Employers Using Criminal Background Checks Should Comply With the FCRA: Part II

Part One of this article analyzed whether employers who use criminal background checks as part of their hiring practice must comply with the Federal Fair Credit Reporting Act (“FCRA”).  Employers who obtain “consumer reports” from a “consumer reporting agency” are well advised to do so.  But how?

Employers who use criminal background checks as part of the hiring process should take the following actions to comply with the FCRA:

  • The Employer must make a clear, conspicuous, written disclosure notifying the individual that a consumer report may be obtained for employment purposes.
  • The disclosure must be in a document consisting solely of the disclosure.
  • The individual must authorize the procurement of the report in writing.
  • The Employer may then request a report from its preferred reporting agency, but must certify to that agency that the Employer has made the required disclosure to the individual, secured the required authorization from that individual, and that it will not use the report in violation of any equal employment opportunity law.
  • If the Employer then wishes to take adverse employment action based in any way on that report, the Employer must first provide the individual with a copy of the report and a description in writing of the individual’s rights under the FCRA.  Those rights include an opportunity to correct inaccurate or erroneous information contained in the credit report by reporting inaccuracies to the credit reporting agency that produced the report.
  • After the Employer takes the adverse action, it must give the individual notice (strongly recommend in writing) that the action has been taken.

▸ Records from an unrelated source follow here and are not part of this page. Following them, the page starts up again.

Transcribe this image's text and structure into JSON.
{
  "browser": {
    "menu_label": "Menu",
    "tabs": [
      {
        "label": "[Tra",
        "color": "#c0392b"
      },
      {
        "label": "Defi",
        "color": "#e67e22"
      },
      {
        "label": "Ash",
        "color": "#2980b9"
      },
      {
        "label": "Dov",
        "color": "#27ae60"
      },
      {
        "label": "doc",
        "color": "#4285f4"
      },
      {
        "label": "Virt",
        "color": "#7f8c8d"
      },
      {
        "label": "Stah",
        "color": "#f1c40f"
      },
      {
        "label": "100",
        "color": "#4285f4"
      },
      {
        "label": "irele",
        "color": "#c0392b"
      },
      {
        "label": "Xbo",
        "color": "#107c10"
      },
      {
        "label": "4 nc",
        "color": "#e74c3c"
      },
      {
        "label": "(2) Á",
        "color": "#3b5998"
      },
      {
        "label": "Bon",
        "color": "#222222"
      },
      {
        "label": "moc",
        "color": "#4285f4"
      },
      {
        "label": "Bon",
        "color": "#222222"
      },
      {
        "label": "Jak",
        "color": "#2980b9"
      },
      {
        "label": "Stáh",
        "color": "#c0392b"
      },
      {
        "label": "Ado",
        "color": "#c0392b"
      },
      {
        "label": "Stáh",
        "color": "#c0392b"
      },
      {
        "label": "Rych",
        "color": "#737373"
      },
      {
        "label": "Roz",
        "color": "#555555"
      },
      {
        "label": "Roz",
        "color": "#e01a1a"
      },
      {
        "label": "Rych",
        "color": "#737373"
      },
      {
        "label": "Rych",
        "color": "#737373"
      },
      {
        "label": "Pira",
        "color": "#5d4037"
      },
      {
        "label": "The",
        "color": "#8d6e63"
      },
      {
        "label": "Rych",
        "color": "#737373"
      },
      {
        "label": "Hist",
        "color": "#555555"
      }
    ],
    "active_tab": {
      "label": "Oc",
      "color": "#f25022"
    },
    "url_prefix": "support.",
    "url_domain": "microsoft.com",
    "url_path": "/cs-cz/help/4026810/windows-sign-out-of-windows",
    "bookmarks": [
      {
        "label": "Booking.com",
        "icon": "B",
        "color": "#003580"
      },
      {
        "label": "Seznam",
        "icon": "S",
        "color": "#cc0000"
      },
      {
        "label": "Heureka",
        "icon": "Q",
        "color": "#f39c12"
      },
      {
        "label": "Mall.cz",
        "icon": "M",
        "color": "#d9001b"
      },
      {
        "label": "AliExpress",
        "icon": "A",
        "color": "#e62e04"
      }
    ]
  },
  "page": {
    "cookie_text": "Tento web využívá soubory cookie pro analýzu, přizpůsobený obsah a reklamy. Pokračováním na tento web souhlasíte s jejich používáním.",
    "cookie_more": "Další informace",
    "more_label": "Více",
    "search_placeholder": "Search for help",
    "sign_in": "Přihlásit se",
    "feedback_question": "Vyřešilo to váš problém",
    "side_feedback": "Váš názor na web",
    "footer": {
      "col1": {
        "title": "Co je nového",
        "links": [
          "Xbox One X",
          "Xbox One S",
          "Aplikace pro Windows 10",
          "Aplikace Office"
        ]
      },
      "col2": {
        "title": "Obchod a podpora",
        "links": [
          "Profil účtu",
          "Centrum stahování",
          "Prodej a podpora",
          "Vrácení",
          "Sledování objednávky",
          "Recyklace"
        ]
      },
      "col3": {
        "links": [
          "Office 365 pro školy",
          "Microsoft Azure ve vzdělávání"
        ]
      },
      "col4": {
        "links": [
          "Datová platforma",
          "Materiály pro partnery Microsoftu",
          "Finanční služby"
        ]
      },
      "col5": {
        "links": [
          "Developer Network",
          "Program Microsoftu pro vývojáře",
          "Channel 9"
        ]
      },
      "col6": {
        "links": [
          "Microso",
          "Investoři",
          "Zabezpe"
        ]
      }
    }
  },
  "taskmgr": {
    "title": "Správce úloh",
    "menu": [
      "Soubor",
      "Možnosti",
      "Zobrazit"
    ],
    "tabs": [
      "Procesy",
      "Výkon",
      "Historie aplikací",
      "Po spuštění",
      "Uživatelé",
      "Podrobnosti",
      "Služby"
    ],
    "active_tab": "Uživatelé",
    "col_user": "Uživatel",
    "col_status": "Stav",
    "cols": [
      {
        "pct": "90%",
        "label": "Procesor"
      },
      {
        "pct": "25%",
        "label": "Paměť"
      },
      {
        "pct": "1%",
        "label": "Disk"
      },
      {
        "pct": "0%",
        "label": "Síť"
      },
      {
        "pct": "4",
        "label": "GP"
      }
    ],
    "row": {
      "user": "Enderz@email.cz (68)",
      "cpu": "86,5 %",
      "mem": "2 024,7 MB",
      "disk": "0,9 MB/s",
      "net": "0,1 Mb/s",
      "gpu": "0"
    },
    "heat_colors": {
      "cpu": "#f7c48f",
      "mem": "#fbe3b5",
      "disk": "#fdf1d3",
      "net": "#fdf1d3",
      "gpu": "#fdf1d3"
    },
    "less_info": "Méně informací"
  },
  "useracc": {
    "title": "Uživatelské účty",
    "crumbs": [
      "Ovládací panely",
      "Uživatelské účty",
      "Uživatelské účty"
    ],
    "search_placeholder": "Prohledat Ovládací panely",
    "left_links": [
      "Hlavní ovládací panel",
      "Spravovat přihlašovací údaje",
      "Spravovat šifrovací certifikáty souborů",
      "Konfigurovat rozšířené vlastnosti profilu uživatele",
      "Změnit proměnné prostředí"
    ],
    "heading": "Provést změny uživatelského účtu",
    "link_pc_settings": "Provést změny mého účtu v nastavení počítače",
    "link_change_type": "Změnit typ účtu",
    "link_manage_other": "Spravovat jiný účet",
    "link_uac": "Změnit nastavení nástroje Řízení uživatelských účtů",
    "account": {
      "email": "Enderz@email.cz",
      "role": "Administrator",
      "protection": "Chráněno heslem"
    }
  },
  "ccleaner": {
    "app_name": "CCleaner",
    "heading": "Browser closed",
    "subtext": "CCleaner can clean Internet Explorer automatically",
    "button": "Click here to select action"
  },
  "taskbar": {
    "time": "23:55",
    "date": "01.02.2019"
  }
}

 Local employers should also be aware that Maryland, Virginia and the District of Columbia prohibit employers from asking applicants and employees whether they have ever been arrested, except in limited circumstances.  National employers must understand the local laws governing inquiries into arrest information before they engage that as part of the hiring process. 

Employers, and specifically HR professionals are well advised to review the FCRA in full, then review their hiring practices with counsel to ensure compliance.